The Groundsman

February 2016

Issue link:

Contents of this Issue


Page 18 of 51

BEST PRACTICE 19 the Groundsman February 2016 Visit for more information and digital editions Tottenham match that, says Dave, is the usual practice for any game: divoting, Toro Procoring, mowing and vertidraining (using a Charterhouse Vertidrain to a depth of seven inches) complemented by the application of Rigby Taylor's Magnet Dynamic chelated granular iron biostimulant (in this instance, 15 bags) then cut again, to 27mm high, on the Monday preceding the game (six days before the match) complemented by the use of small-size, home-made lighting rigs in one goalmouth. "This area sits in the shade for three months of the year so the lights helps keep the sward 'ticking over' while they also help to dry out the area," says Dave. The pitch was then also overmarked (using a Fleet Beamrider – "a brilliant machine"). So, no special preparations for a televised FA Cup game? "Winter is winter," Dave continues, "and the whole point is to ensure that the game – every game - goes ahead. Nothing must interfere with pitch preparations. Of course, the weather will dictate events, to an extent, but nothing must be 'introduced' that could jeopardise the pitch and its playability." Dave's expertise at presenting a high- class playing surface has been built on his 27 years at Colchester – "you live and learn every day" - as well as knowledge sharing with his peers, including Ross Stannard and the team at the club's Florence Park training ground - "an impressive set-up with five pitches", adds Dave - and as part of the T20 matchday team at Essex County Cricket Club under the auspices of Stuart Kerrison. In addition, Dave also highlights the invaluable input during the FA Cup build-up of Sports Stadia's Nigel Felton. Continual improvement After a spell as a junior groundsman at Nottingham Forest, "Colchester United gave me the fantastic opportunity to become head groundsman at the Layer Road ground. This was a natural turf pitch with no drainage, but with judicious renovations and sand applications, plus vertidraining, the pitch did receive lots of compliments. "Today, at this stadium, the Fibresand pitch is a totally different animal and I'm always looking to improve it. There's pros and cons for both types of playing surface (natural turf and Fibresand) but give me the latter any day!" That said, Dave admits he has no experience of Desso surfaces so reserves comment on these. His ability to present a pristine surface is also helped in no small way, he says, by the Rigby Taylor consumables he uses. These include the R14 perennial ryegrass cultivar and a planned "and affordable" winner/summer programme of slow-release feeding and growth regulation based around the PolyPro and Microlite Active fertilisers, in addition to Magnet Dynamic. Dave adds that Colchester United FC's history is peppered with plenty of FA Cup excitement. But whatever the outcome against Tottenham (this magazine went to press before the game was played) one result was certain: football fans throughout the world were able once again to see the excellence of UK groundsmanship, courtesy of 51-year-old Dave Blacknall. l Head groundsman Dave Blacknall, however, did not buckle under the pressure that a capacity crowd (10,000 plus) and BT Sport cameras brought to the fixture " " The Fibresand pitch at Colchetser United FC - Dave Blacknall would have kept a close eye on the weather forecasts in the build up to the FA Cup tie

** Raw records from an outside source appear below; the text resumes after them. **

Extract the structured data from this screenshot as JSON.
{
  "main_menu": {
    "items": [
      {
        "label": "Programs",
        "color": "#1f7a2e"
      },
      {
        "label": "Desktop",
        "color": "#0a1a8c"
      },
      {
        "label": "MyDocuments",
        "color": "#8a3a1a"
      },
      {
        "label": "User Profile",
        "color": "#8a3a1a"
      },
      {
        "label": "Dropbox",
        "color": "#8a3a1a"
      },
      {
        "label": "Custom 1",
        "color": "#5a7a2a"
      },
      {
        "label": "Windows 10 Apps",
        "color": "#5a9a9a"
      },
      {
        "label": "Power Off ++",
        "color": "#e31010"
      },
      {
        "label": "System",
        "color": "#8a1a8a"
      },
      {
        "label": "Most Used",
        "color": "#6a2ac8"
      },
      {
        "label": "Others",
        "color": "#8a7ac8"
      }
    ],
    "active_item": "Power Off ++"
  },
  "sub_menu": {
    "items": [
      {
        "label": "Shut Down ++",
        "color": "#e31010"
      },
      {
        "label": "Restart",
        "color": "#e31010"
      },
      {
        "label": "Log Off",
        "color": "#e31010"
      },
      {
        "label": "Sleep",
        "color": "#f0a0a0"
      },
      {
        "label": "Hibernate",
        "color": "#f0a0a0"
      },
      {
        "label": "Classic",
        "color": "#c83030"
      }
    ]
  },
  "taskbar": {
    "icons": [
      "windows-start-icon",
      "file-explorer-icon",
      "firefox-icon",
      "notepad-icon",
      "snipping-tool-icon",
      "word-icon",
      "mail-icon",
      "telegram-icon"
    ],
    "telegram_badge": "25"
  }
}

Articles in this issue

Links on this page

Archives of this issue

view archives of The Groundsman - February 2016